Where is the best place to stay?
There are many boutique bed and breakfasts. Bechanou is one of my favourites, hosted by a lovely couple, Dominique and Jean Francois. Dominique is a phenomenal cook, so good in fact you will find it hard to leave and come to my restaurant. (bechanou.fr/?lang=en) There are also very affordable chateaus all over the region if you feel like staying in a castle more than 100 years old.

What are some of the area's must-sees?
Canoeing down the Vezere is a must, the most beautiful way to see the region. Pack a picnic with some local wines and let the current carry you through the pristine countryside. Within an hour's drive you have St Emilion, Bordeaux, Cahors and Bergerac, which produce some of the best wines in the world. Driving through the never-ending vineyards gives you that feeling you always imagined France to be.

What's the easiest way to get around?
From Paris you can train to every big city and then hire a car. Most people train down to Bordeaux and then drive through to the smaller towns of Dordogne. It is so easy to drive in France, the highways are all new and the smaller roads are so beautiful and scenic. It is really the only and easiest way to see the best parts of the countryside.

Where should you go for a good coffee?
You have to prepare yourself when you leave New Zealand and head to France that there will be nothing that compares to our coffee at home. Espresso shots and long blacks are the way to go . . . don't bother with your flat whites and trim cappuccinos - you will be disappointed.

Where is the best winery?
I love Bordeaux wines and St Emilion is one of my favourite areas to visit. There are hundreds of vineyards within a 20km radius, so grab a map in the centre of the village and follow the grapes that you like. You really can't go wrong with any of them!

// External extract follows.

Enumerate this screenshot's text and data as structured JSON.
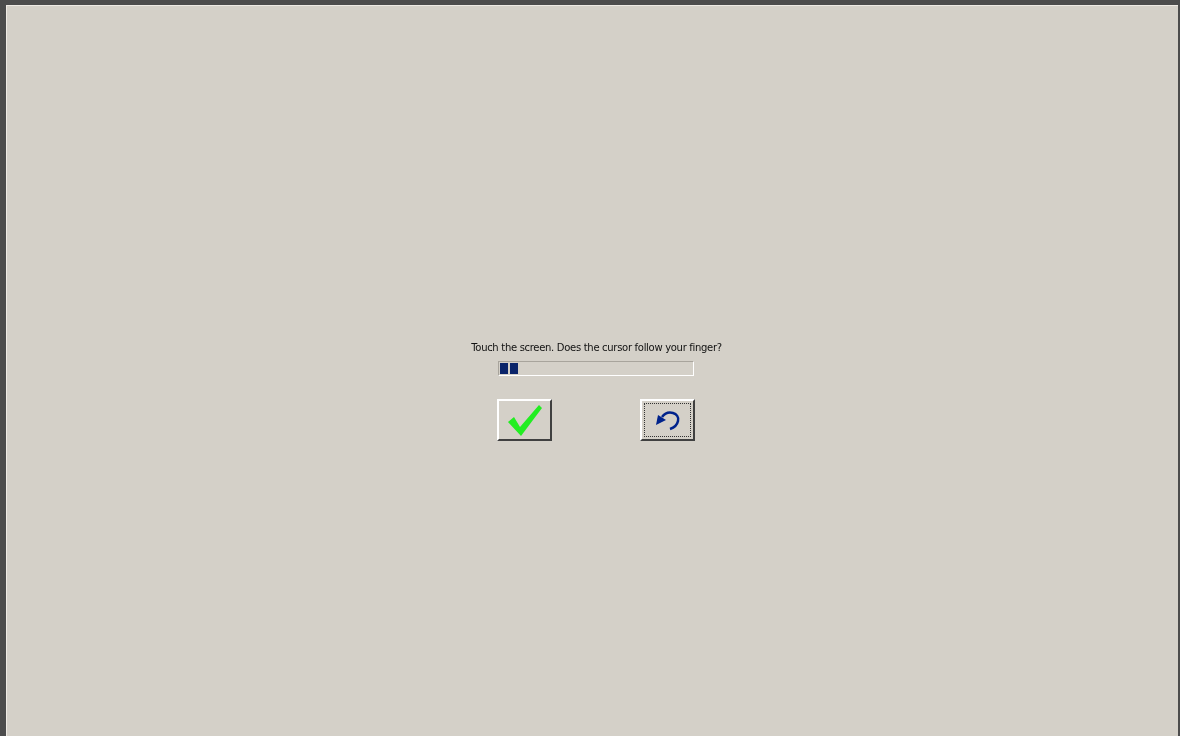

What historical sites would you recommend visiting?
Ten kilometres from the restaurant is the Grot de Lascaux. These caves were discovered with some of the first Neanderthal wall paintings known. The region is littered with first-century churches and medieval villages built into the sides of hills.

What is the shopping like in the region?
Bordeaux has great shopping. It's a beautiful city with lots of energy and a fun night culture. The streets are filled with discerning, trendy shoppers wearing beautiful European fashion.

Apart from Le Petit Leon, what are some other great restaurants in the Dordogne, and what makes them so good?
One of my favourite meals last year was at Vieux Logis. Similarly to Le Petit Leon, everything is served outdoors. It is a beautiful property and delivers sophisticated service and approachable, clever food. It is in a small village and it feels like time stops when you spend an afternoon there.


Nick Honeyman, executive chef and owner of Paris Butter and Dordogne pop-up Le Petit Leon, will be showcasing his French delights at Taste of Auckland in partnership with Electrolux, from November 17-20 at Western Springs.